Every line below that has the string "Sophia" needs to be copied.

◇ ◇ ◇ ◇ ◇ ◇ ◇

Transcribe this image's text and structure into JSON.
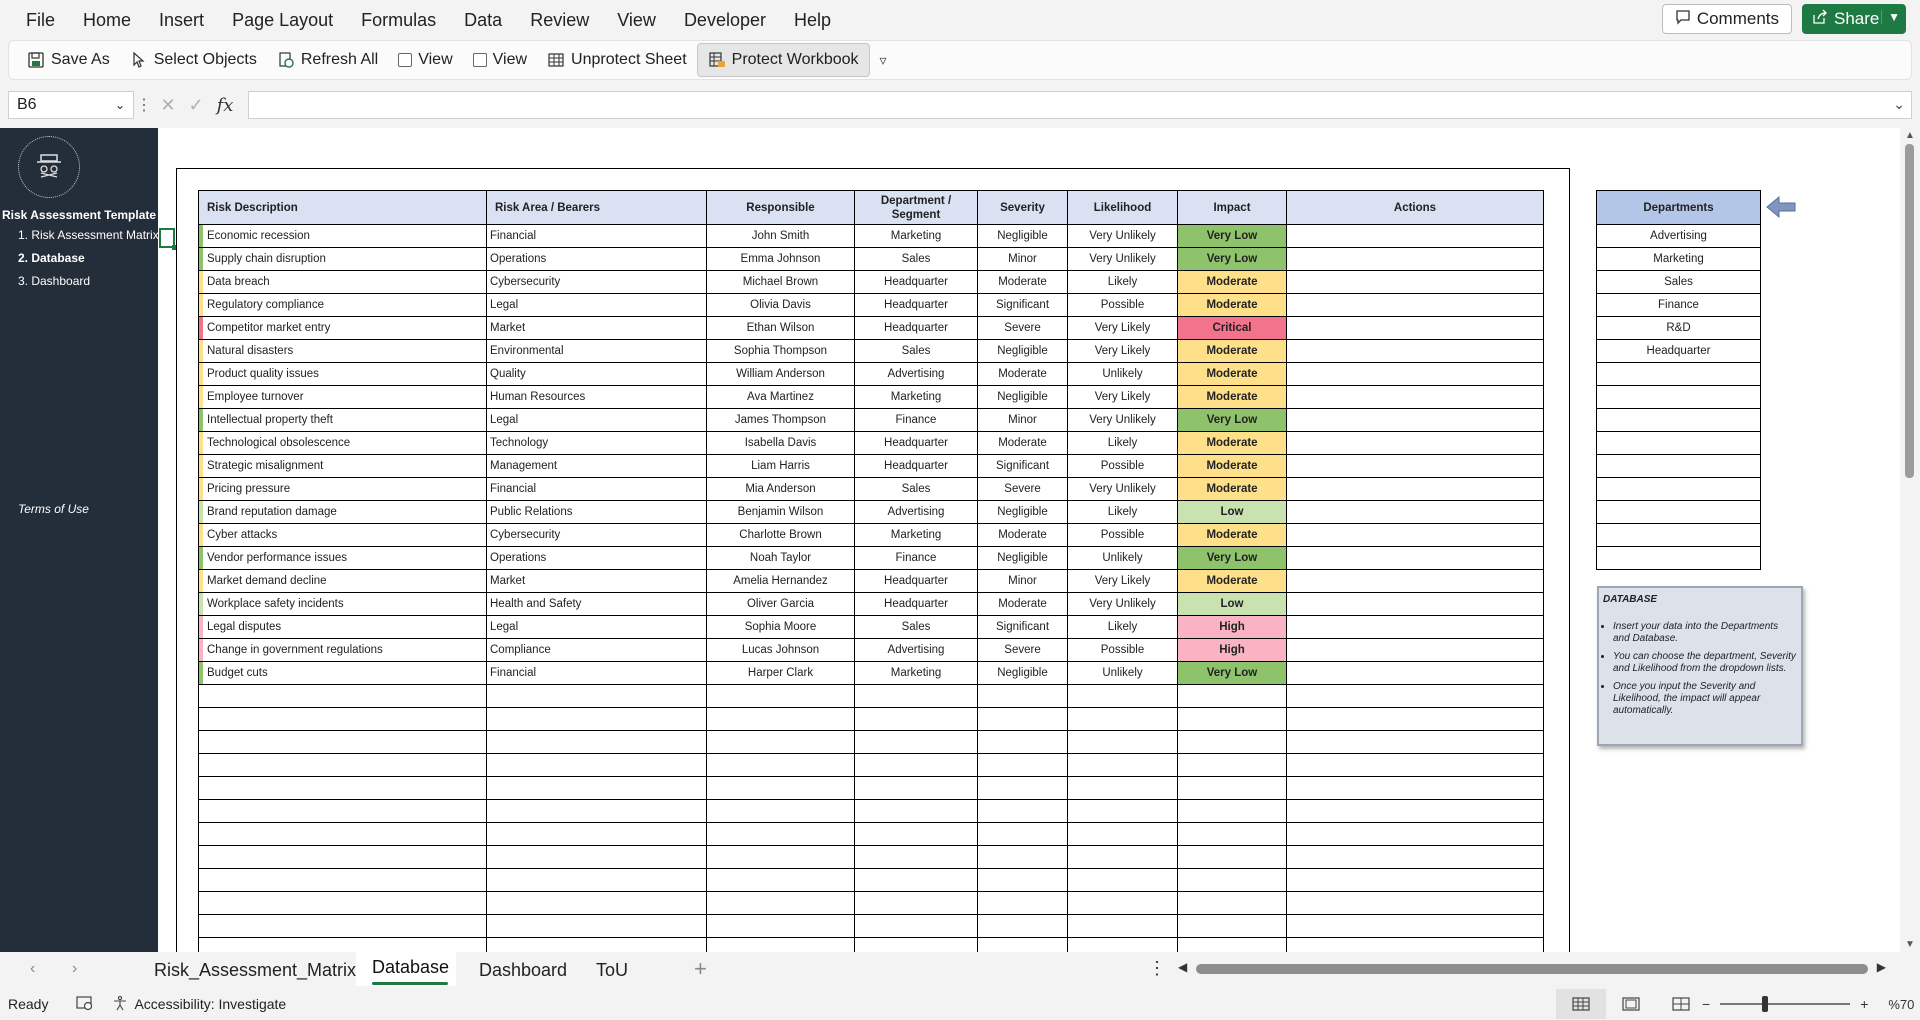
{
  "menu": [
    "File",
    "Home",
    "Insert",
    "Page Layout",
    "Formulas",
    "Data",
    "Review",
    "View",
    "Developer",
    "Help"
  ],
  "top_right": {
    "comments": "Comments",
    "share": "Share"
  },
  "ribbon": {
    "save_as": "Save As",
    "select_objects": "Select Objects",
    "refresh_all": "Refresh All",
    "view1": "View",
    "view2": "View",
    "unprotect_sheet": "Unprotect Sheet",
    "protect_workbook": "Protect Workbook"
  },
  "formula_bar": {
    "name_box": "B6",
    "fx": "fx",
    "value": ""
  },
  "sidebar": {
    "title": "Risk Assessment Template",
    "items": [
      {
        "label": "1. Risk Assessment Matrix"
      },
      {
        "label": "2. Database"
      },
      {
        "label": "3. Dashboard"
      }
    ],
    "terms": "Terms of Use"
  },
  "table": {
    "headers": [
      "Risk Description",
      "Risk Area / Bearers",
      "Responsible",
      "Department / Segment",
      "Severity",
      "Likelihood",
      "Impact",
      "Actions"
    ],
    "rows": [
      {
        "desc": "Economic recession",
        "area": "Financial",
        "resp": "John Smith",
        "dept": "Marketing",
        "sev": "Negligible",
        "lik": "Very Unlikely",
        "imp": "Very Low"
      },
      {
        "desc": "Supply chain disruption",
        "area": "Operations",
        "resp": "Emma Johnson",
        "dept": "Sales",
        "sev": "Minor",
        "lik": "Very Unlikely",
        "imp": "Very Low"
      },
      {
        "desc": "Data breach",
        "area": "Cybersecurity",
        "resp": "Michael Brown",
        "dept": "Headquarter",
        "sev": "Moderate",
        "lik": "Likely",
        "imp": "Moderate"
      },
      {
        "desc": "Regulatory compliance",
        "area": "Legal",
        "resp": "Olivia Davis",
        "dept": "Headquarter",
        "sev": "Significant",
        "lik": "Possible",
        "imp": "Moderate"
      },
      {
        "desc": "Competitor market entry",
        "area": "Market",
        "resp": "Ethan Wilson",
        "dept": "Headquarter",
        "sev": "Severe",
        "lik": "Very Likely",
        "imp": "Critical"
      },
      {
        "desc": "Natural disasters",
        "area": "Environmental",
        "resp": "Sophia Thompson",
        "dept": "Sales",
        "sev": "Negligible",
        "lik": "Very Likely",
        "imp": "Moderate"
      },
      {
        "desc": "Product quality issues",
        "area": "Quality",
        "resp": "William Anderson",
        "dept": "Advertising",
        "sev": "Moderate",
        "lik": "Unlikely",
        "imp": "Moderate"
      },
      {
        "desc": "Employee turnover",
        "area": "Human Resources",
        "resp": "Ava Martinez",
        "dept": "Marketing",
        "sev": "Negligible",
        "lik": "Very Likely",
        "imp": "Moderate"
      },
      {
        "desc": "Intellectual property theft",
        "area": "Legal",
        "resp": "James Thompson",
        "dept": "Finance",
        "sev": "Minor",
        "lik": "Very Unlikely",
        "imp": "Very Low"
      },
      {
        "desc": "Technological obsolescence",
        "area": "Technology",
        "resp": "Isabella Davis",
        "dept": "Headquarter",
        "sev": "Moderate",
        "lik": "Likely",
        "imp": "Moderate"
      },
      {
        "desc": "Strategic misalignment",
        "area": "Management",
        "resp": "Liam Harris",
        "dept": "Headquarter",
        "sev": "Significant",
        "lik": "Possible",
        "imp": "Moderate"
      },
      {
        "desc": "Pricing pressure",
        "area": "Financial",
        "resp": "Mia Anderson",
        "dept": "Sales",
        "sev": "Severe",
        "lik": "Very Unlikely",
        "imp": "Moderate"
      },
      {
        "desc": "Brand reputation damage",
        "area": "Public Relations",
        "resp": "Benjamin Wilson",
        "dept": "Advertising",
        "sev": "Negligible",
        "lik": "Likely",
        "imp": "Low"
      },
      {
        "desc": "Cyber attacks",
        "area": "Cybersecurity",
        "resp": "Charlotte Brown",
        "dept": "Marketing",
        "sev": "Moderate",
        "lik": "Possible",
        "imp": "Moderate"
      },
      {
        "desc": "Vendor performance issues",
        "area": "Operations",
        "resp": "Noah Taylor",
        "dept": "Finance",
        "sev": "Negligible",
        "lik": "Unlikely",
        "imp": "Very Low"
      },
      {
        "desc": "Market demand decline",
        "area": "Market",
        "resp": "Amelia Hernandez",
        "dept": "Headquarter",
        "sev": "Minor",
        "lik": "Very Likely",
        "imp": "Moderate"
      },
      {
        "desc": "Workplace safety incidents",
        "area": "Health and Safety",
        "resp": "Oliver Garcia",
        "dept": "Headquarter",
        "sev": "Moderate",
        "lik": "Very Unlikely",
        "imp": "Low"
      },
      {
        "desc": "Legal disputes",
        "area": "Legal",
        "resp": "Sophia Moore",
        "dept": "Sales",
        "sev": "Significant",
        "lik": "Likely",
        "imp": "High"
      },
      {
        "desc": "Change in government regulations",
        "area": "Compliance",
        "resp": "Lucas Johnson",
        "dept": "Advertising",
        "sev": "Severe",
        "lik": "Possible",
        "imp": "High"
      },
      {
        "desc": "Budget cuts",
        "area": "Financial",
        "resp": "Harper Clark",
        "dept": "Marketing",
        "sev": "Negligible",
        "lik": "Unlikely",
        "imp": "Very Low"
      }
    ],
    "empty_rows": 12
  },
  "impact_colors": {
    "Very Low": "#8fc36b",
    "Low": "#c8e3b0",
    "Moderate": "#ffe08a",
    "High": "#f9b3c2",
    "Critical": "#f3728c"
  },
  "departments": {
    "header": "Departments",
    "items": [
      "Advertising",
      "Marketing",
      "Sales",
      "Finance",
      "R&D",
      "Headquarter"
    ],
    "empty_rows": 9
  },
  "note": {
    "title": "DATABASE",
    "bullets": [
      "Insert your data into the Departments and Database.",
      "You can choose the department, Severity and Likelihood from the dropdown lists.",
      "Once you input the Severity and Likelihood, the impact will appear automatically."
    ]
  },
  "tabs": [
    {
      "label": "Risk_Assessment_Matrix",
      "active": false
    },
    {
      "label": "Database",
      "active": true
    },
    {
      "label": "Dashboard",
      "active": false
    },
    {
      "label": "ToU",
      "active": false
    }
  ],
  "status": {
    "ready": "Ready",
    "accessibility": "Accessibility: Investigate",
    "zoom": "%70"
  },
  "icons": [
    "save-icon",
    "cursor-icon",
    "refresh-icon",
    "table-lock-icon",
    "comment-icon",
    "share-icon",
    "arrow-left-icon"
  ]
}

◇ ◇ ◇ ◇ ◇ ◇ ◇

(FINAL ANSWER)
        "resp": "Sophia Thompson",
        "resp": "Sophia Moore",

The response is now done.